New Scientist Space - Space Headlines - Wed, 04/17/2024 - 2:00pm
Amid a deluge of dour TV shows about the end of the world, Fallout, based on the hit video games of the same name and set in the wastelands of 2296, stands out, says Bethan Ackerley
Categories: Astronomy

These photos show AI used to reinterpret centuries-old graffiti

New Scientist Space - Cosmology - Wed, 04/17/2024 - 2:00pm
Artist Matthew Attard turned to eye-tracking technology to generate a fresh take on images of ships carved by seafarers on chapels in Malta hundreds of years ago
Categories: Astronomy

May Contain Lies review: How to cut to the truth and think smarter

New Scientist Space - Cosmology - Wed, 04/17/2024 - 2:00pm
Can you see through deceiving data and beguiling stories? Read Alex Edmans's new book and take his card test to find out
Categories: Astronomy

These photos show AI used to reinterpret centuries-old graffiti

New Scientist Space - Space Headlines - Wed, 04/17/2024 - 2:00pm
Artist Matthew Attard turned to eye-tracking technology to generate a fresh take on images of ships carved by seafarers on chapels in Malta hundreds of years ago
Categories: Astronomy

May Contain Lies review: How to cut to the truth and think smarter

New Scientist Space - Space Headlines - Wed, 04/17/2024 - 2:00pm
Can you see through deceiving data and beguiling stories? Read Alex Edmans's new book and take his card test to find out
Categories: Astronomy

Does the future of boxing lie in humans versus robots? Possibly

New Scientist Space - Cosmology - Wed, 04/17/2024 - 2:00pm
Feedback pores over new research that suggests "robot-human boxing" would reduce brain injuries by reducing the number of live opponents involved
Categories: Astronomy

Why we need to change the way we think about exhaustion

New Scientist Space - Cosmology - Wed, 04/17/2024 - 2:00pm
One in five adults worldwide is living with fatigue. The general advice is to “do more” - but this isn’t the only solution to our exhaustion epidemic, says Amy Arthur
Categories: Astronomy

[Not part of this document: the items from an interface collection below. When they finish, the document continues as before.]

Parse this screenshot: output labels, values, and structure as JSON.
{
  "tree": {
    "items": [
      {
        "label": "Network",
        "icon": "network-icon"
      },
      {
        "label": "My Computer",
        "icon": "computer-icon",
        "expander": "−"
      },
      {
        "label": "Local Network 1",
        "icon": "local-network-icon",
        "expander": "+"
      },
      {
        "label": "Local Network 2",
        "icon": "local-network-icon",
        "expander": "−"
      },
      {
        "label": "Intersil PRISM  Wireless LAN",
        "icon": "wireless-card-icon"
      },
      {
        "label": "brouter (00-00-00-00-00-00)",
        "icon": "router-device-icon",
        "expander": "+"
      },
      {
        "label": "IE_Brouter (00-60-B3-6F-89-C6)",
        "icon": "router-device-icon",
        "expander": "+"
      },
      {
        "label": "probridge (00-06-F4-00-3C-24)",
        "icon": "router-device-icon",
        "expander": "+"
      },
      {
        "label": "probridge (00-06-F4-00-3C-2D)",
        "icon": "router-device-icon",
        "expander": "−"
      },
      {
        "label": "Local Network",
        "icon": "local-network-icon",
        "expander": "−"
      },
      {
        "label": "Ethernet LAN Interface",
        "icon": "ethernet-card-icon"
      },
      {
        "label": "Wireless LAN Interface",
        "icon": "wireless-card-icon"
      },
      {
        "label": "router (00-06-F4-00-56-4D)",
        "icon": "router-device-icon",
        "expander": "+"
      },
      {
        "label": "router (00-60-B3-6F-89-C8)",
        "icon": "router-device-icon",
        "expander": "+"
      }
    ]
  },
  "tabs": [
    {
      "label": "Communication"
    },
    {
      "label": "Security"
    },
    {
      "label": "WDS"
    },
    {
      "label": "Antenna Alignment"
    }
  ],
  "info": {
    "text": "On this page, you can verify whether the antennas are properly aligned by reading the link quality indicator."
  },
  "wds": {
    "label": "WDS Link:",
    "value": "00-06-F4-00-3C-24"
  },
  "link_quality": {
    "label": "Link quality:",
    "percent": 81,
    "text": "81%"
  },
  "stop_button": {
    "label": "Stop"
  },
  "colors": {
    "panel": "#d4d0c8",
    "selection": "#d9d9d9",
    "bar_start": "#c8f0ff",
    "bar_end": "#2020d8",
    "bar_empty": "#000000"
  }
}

A Body Made of Glass review: A very personal history of hypochondria

New Scientist Space - Cosmology - Wed, 04/17/2024 - 2:00pm
Millions of people experience symptoms many doctors dismiss as imaginary, but why? Caroline Crampton's moving first-person account is very revealing
Categories: Astronomy

Does the future of boxing lie in humans versus robots? Possibly

New Scientist Space - Space Headlines - Wed, 04/17/2024 - 2:00pm
Feedback pores over new research that suggests "robot-human boxing" would reduce brain injuries by reducing the number of live opponents involved
Categories: Astronomy

Why we need to change the way we think about exhaustion

New Scientist Space - Space Headlines - Wed, 04/17/2024 - 2:00pm
One in five adults worldwide is living with fatigue. The general advice is to “do more” - but this isn’t the only solution to our exhaustion epidemic, says Amy Arthur
Categories: Astronomy

A Body Made of Glass review: A very personal history of hypochondria

New Scientist Space - Space Headlines - Wed, 04/17/2024 - 2:00pm
Millions of people experience symptoms many doctors dismiss as imaginary, but why? Caroline Crampton's moving first-person account is very revealing
Categories: Astronomy

How to see the Lyrid meteor shower and when is the peak?

New Scientist Space - Cosmology - Wed, 04/17/2024 - 2:00pm
Caused by debris from a comet thought to originate in the Oort Cloud, the Lyrid meteor shower peaks this year on 22 April and is best viewed from the northern hemisphere, says Abigail Beall
Categories: Astronomy

Old-fashioned pessimism might actually help us fight climate change

New Scientist Space - Cosmology - Wed, 04/17/2024 - 2:00pm
Negative thinking is unpopular but it could drive more realistic efforts to limit harm from global warming
Categories: Astronomy

Old-fashioned pessimism might actually help us fight climate change

New Scientist Space - Space Headlines - Wed, 04/17/2024 - 2:00pm
Negative thinking is unpopular but it could drive more realistic efforts to limit harm from global warming
Categories: Astronomy

How to see the Lyrid meteor shower and when is the peak?

New Scientist Space - Space Headlines - Wed, 04/17/2024 - 2:00pm
Caused by debris from a comet thought to originate in the Oort Cloud, the Lyrid meteor shower peaks this year on 22 April and is best viewed from the northern hemisphere, says Abigail Beall
Categories: Astronomy